Exercise goal:
State the count of lines below featuring the word "Equity", and write nothing further.

Records shown:
═══
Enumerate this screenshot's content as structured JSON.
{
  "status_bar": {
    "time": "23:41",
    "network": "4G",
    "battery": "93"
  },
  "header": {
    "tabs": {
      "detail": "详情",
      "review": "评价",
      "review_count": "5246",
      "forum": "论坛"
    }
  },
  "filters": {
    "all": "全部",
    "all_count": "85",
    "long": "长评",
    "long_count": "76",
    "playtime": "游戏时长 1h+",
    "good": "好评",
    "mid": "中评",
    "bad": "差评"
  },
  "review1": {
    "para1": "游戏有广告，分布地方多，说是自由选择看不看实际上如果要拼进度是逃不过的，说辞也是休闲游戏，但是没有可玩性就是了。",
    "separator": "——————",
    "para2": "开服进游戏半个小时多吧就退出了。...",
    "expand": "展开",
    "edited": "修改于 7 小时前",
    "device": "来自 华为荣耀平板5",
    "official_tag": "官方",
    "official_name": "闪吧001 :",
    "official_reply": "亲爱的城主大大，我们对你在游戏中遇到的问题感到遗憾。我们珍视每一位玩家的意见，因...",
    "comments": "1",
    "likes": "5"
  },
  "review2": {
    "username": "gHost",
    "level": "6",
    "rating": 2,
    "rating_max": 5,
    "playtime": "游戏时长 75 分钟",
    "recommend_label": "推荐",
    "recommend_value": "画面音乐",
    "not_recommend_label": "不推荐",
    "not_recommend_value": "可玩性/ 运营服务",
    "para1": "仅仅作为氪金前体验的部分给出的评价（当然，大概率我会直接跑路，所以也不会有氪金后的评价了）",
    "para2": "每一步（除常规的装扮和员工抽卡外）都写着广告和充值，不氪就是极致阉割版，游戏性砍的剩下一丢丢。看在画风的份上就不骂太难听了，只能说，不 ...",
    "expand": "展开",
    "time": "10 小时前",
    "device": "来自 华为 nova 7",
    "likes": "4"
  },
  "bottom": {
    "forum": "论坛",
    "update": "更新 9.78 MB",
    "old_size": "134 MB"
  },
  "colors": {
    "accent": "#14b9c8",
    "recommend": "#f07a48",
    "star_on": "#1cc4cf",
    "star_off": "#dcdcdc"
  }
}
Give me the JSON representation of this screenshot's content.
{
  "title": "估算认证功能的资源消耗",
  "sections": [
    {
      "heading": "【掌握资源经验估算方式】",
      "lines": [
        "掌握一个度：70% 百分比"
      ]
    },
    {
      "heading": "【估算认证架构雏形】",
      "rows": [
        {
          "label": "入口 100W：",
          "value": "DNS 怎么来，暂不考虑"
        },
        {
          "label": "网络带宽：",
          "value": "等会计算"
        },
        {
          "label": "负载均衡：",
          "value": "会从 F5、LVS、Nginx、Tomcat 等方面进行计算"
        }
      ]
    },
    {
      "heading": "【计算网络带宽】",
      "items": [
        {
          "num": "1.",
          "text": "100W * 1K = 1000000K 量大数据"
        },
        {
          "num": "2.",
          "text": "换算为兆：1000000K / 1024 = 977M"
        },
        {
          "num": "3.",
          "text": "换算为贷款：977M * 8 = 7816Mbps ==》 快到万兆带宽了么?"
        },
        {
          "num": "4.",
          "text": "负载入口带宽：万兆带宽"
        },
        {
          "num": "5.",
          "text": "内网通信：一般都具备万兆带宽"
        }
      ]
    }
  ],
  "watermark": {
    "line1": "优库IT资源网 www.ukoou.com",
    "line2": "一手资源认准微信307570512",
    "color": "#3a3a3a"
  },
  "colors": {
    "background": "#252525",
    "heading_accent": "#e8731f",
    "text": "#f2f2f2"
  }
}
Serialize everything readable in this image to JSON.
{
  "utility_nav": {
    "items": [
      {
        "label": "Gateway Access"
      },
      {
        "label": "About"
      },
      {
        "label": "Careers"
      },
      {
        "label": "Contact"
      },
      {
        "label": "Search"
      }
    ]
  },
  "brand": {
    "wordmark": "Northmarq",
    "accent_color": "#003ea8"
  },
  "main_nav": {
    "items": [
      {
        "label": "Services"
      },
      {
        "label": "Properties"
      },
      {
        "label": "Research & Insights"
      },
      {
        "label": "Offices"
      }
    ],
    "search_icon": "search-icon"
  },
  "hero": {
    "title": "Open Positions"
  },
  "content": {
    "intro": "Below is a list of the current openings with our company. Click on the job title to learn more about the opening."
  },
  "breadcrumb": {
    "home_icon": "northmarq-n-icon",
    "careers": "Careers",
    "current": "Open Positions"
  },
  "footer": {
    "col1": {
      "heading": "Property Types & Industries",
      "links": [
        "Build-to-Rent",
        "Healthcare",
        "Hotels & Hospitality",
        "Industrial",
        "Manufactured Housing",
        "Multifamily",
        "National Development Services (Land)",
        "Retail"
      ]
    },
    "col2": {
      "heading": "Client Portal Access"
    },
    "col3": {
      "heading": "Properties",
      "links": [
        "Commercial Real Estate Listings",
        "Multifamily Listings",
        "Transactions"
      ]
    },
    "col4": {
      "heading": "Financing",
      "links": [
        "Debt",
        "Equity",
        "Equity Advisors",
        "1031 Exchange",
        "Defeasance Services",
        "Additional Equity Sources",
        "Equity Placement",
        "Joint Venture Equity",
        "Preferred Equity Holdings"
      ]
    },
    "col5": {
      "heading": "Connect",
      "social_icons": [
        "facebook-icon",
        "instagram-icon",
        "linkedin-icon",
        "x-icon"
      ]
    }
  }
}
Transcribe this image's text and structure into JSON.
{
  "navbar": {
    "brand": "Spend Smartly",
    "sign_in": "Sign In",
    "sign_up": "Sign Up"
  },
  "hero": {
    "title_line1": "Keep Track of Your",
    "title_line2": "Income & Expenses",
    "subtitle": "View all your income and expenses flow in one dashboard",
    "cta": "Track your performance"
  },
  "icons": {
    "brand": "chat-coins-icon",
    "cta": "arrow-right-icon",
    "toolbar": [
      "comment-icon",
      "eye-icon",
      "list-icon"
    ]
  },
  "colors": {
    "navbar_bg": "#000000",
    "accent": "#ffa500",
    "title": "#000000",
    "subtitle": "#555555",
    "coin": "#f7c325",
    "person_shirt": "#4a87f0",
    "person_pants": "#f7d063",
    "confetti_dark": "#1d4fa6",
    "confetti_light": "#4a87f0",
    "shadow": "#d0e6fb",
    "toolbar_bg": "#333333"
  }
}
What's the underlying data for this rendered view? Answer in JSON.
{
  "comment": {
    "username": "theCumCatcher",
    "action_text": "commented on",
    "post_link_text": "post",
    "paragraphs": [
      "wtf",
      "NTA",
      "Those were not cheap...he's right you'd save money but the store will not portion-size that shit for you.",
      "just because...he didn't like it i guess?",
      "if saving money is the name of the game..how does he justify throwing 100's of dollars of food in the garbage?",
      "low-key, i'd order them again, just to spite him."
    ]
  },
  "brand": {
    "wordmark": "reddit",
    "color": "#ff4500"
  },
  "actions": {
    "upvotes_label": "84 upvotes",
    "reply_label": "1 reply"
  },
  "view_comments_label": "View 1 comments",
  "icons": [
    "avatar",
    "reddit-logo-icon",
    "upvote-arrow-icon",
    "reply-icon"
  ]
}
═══
Solution for this task:
6